Our group at the Space Sciences Laboratory (SSL) develops, builds, and operates space-borne experiments to study in situ the plasma processes active in astrophysical, heliospheric, and magnetospheric systems. These experiments are flown on NASA and ESA spacecraft missions and are often developed as balloon and sounding rocket payloads. Opportunities exist for student to participate in the design, development, and science on a wide variety of projects at SSL.
Parker Solar Probe: The NASA Parker Solar Probe (PSP) mission is a flagship spacecraft mission with instruments designed to solve the problems of solar wind origins and energization. PSP is in orbit around the Sun and will eventually have a perihelion altitude of 8.8 solar radii above the photosphere. Our group at the Space Sciences Laboratory designed, built, and operates a suite of experiments that measure the electromagnetic fields and plasma velocity distributions near the Sun. PSP was launched in late 2018 and continues to drop the perihelion altitude using Venus gravity maneuvers.
LuSEE 'Lite': The Lunar Surface Electromagnetics Experiment (LuSEE) is a pair of experiments ('Lite' and 'Night'). LuSEE Lite is an experiment in development that will measure the electric and magnetic field environment on the lunar surface at the Schroedinger Basin near the lunar South Pole. LuSEE Lite will measure the plasma physics phenomena associated with the interaction of the solar wind with the Moon and the vertical electric fields associated with the changing photoelectron environment as the Sun sets. LuSEE Lite also supports an experiment designed to make magnetotelluric measurements of wave power reflected from the subsurface regolith which will be used to probe the dielectric (material) properties of the regolith. LuSEE Lite is scheduled to be delivered to the Moon in 2025.

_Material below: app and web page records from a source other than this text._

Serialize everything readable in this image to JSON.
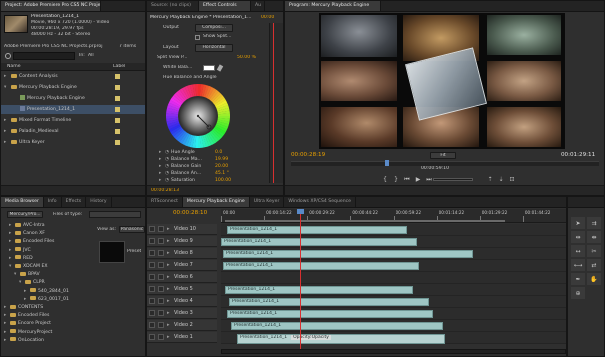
{
  "project": {
    "tabs": [
      "Project: Adobe Premiere Pro CS5 NC Projects",
      "Source: (no clips)",
      "Effect Controls",
      "Au"
    ],
    "clip_name": "Presentation_1214_1",
    "clip_info": [
      "Movie, 960 x 720 (1.0000) - Video",
      "00:00:28:19, 29.97 fps",
      "48000 Hz - 32 bit - Stereo"
    ],
    "project_file": "Adobe Premiere Pro CS5 NC Projects.prproj",
    "items_count": "7 items",
    "in_label": "In:",
    "in_value": "All",
    "col_name": "Name",
    "col_label": "Label",
    "items": [
      {
        "name": "Content Analysis",
        "type": "folder",
        "color": "#d6c26a"
      },
      {
        "name": "Mercury Playback Engine",
        "type": "folder-open",
        "color": "#d6c26a"
      },
      {
        "name": "Mercury Playback Engine",
        "type": "seq",
        "color": "#d6c26a"
      },
      {
        "name": "Presentation_1214_1",
        "type": "clip",
        "color": "#d6c26a",
        "selected": true
      },
      {
        "name": "Mixed Format Timeline",
        "type": "folder",
        "color": "#d6c26a"
      },
      {
        "name": "Paladin_Medieval",
        "type": "folder",
        "color": "#d6c26a"
      },
      {
        "name": "Ultra Keyer",
        "type": "folder",
        "color": "#d6c26a"
      }
    ]
  },
  "effects": {
    "header": "Mercury Playback Engine * Presentation_1...",
    "timecode": "00:00",
    "output_label": "Output",
    "output_value": "Composi...",
    "show_split": "Show Split...",
    "layout_label": "Layout",
    "layout_value": "Horizontal",
    "split_view": "Split View P...",
    "split_value": "50.00 %",
    "white_bal": "White Bala...",
    "section": "Hue Balance and Angle",
    "params": [
      {
        "name": "Hue Angle",
        "value": "0.0"
      },
      {
        "name": "Balance Ma...",
        "value": "19.99"
      },
      {
        "name": "Balance Gain",
        "value": "20.00"
      },
      {
        "name": "Balance An...",
        "value": "45.1 °"
      },
      {
        "name": "Saturation",
        "value": "100.00"
      }
    ],
    "bottom_tc": "00:00:28:13"
  },
  "program": {
    "title": "Program: Mercury Playback Engine",
    "timecode": "00:00:28:19",
    "fit": "Fit",
    "duration_mid": "00:00:59:10",
    "duration": "00:01:29:11"
  },
  "media_browser": {
    "tabs": [
      "Media Browser",
      "Info",
      "Effects",
      "History"
    ],
    "dropdown": "Mercury/Pro...",
    "files_of_type": "Files of type:",
    "view_as": "View as:",
    "panasonic": "Panasonic",
    "preset": "Preset",
    "tree": [
      {
        "name": "AVC-Intra",
        "indent": 1
      },
      {
        "name": "Canon XF",
        "indent": 1
      },
      {
        "name": "Encoded Files",
        "indent": 1
      },
      {
        "name": "JVC",
        "indent": 1
      },
      {
        "name": "RED",
        "indent": 1
      },
      {
        "name": "XDCAM EX",
        "indent": 1,
        "open": true
      },
      {
        "name": "BPAV",
        "indent": 2,
        "open": true
      },
      {
        "name": "CLPR",
        "indent": 3,
        "open": true
      },
      {
        "name": "540_2844_01",
        "indent": 4
      },
      {
        "name": "623_0017_01",
        "indent": 4
      },
      {
        "name": "CONTENTS",
        "indent": 0
      },
      {
        "name": "Encoded Files",
        "indent": 0
      },
      {
        "name": "Encore Project",
        "indent": 0
      },
      {
        "name": "MercuryProject",
        "indent": 0
      },
      {
        "name": "OnLocation",
        "indent": 0
      }
    ]
  },
  "timeline": {
    "tabs": [
      "RTSconnect",
      "Mercury Playback Engine",
      "Ultra Keyer",
      "Windows XP/CS4 Sequence"
    ],
    "timecode": "00:00:28:10",
    "ruler": [
      "00:00",
      "00:00:14:22",
      "00:00:29:22",
      "00:00:44:22",
      "00:00:59:22",
      "00:01:14:22",
      "00:01:29:22",
      "00:01:44:22"
    ],
    "tracks": [
      "Video 10",
      "Video 9",
      "Video 8",
      "Video 7",
      "Video 6",
      "Video 5",
      "Video 4",
      "Video 3",
      "Video 2",
      "Video 1"
    ],
    "clips": [
      {
        "track": 0,
        "label": "Presentation_1214_1"
      },
      {
        "track": 1,
        "label": "Presentation_1214_1"
      },
      {
        "track": 2,
        "label": "Presentation_1214_1"
      },
      {
        "track": 3,
        "label": "Presentation_1214_1"
      },
      {
        "track": 5,
        "label": "Presentation_1214_1"
      },
      {
        "track": 6,
        "label": "Presentation_1214_1"
      },
      {
        "track": 7,
        "label": "Presentation_1214_1"
      },
      {
        "track": 8,
        "label": "Presentation_1214_1"
      },
      {
        "track": 9,
        "label": "Presentation_1214_1",
        "extra": "Opacity:Opacity"
      }
    ]
  },
  "colors": {
    "accent": "#e8a000",
    "clip": "#9ec6c4",
    "playhead": "#d83030",
    "link": "#6fa8e0"
  }
}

LuSEE 'Night': LuSEE Night is a low-frequency (< 50 MHz) full-Stokes radio telescope that will be delivered to the lunar farside in late 2025/early 2026. The LF sky is relatively unexplored due to the terrestrial ionosphere and the copious shortwave noise sources in the near-Earth environment; the lunar farside provides the best environment in the inner heliosphere. This frequency band below ~50 MHz holds a 21cm absorption feature in the CMB associated with the so-called Dark Ages of the early universe (z~100). This spectral feature is inaccessible from Earth, but should hold information on the nature of matter, dark matter, and gravity before the first stars formed. LuSEE Night will make pathfinder measurements of the LF spectrum, which is dominated by the galaxy, Sun, and outer planets. LuSEE Night is in development and scheduled for a lunar landing in late 2025 or early 2026.
Bale, S. D. and F. S. Mozer, Large parallel and perpendicular electric fields on electron spatial scales in the terrestrial bow shock, Phys. Rev. Lett., 98, 205001, 2007.
Huttunen, K. E. J., S. D. Bale, T. D. Phan, M Davis, and J. T. Gosling, Wind/WAVES observations of high frequency plasma waves in solar wind reconnection exhausts, J. Geophys. Res., 112, A01102, 2007.
Sundkvist, D., A. Retinò, A. Vaivads, and S. D. Bale, Dissipation in turbulent plasma due to reconnection in thin current sheets, Phys. Rev. Lett., in press, 2007.
Bale, S. D., P. J. Kellogg, F. S. Mozer, T. S. Horbury, and H. Reme, Measurement of the electric fluctuation spectrum of magnetohydrodynamic turbulence, Phys. Rev. Lett., 94, 215002, 2005.
Bale, S. D., F. S. Mozer, and T. S. Horbury, Density-transition scale at quasi-perpendicular collisionless shocks, Phys. Rev. Lett., 91, 265004, 2003.
Mozer, F. S., S. D. Bale, T. Phan, and J. Osborne, Observations of electron diffusion regions at the subsolar magnetopause, Phys. Rev. Lett., 91, 245002, 2003.
Salem, C., D. Hubert, C. Lacombe, S. D. Bale, A. Mangeney, D. E. Larson, and R. P. Lin, Electron properties and Coulomb collisions in the solar wind at 1 AU, Astrophys. J. , 585, 1147, 2002.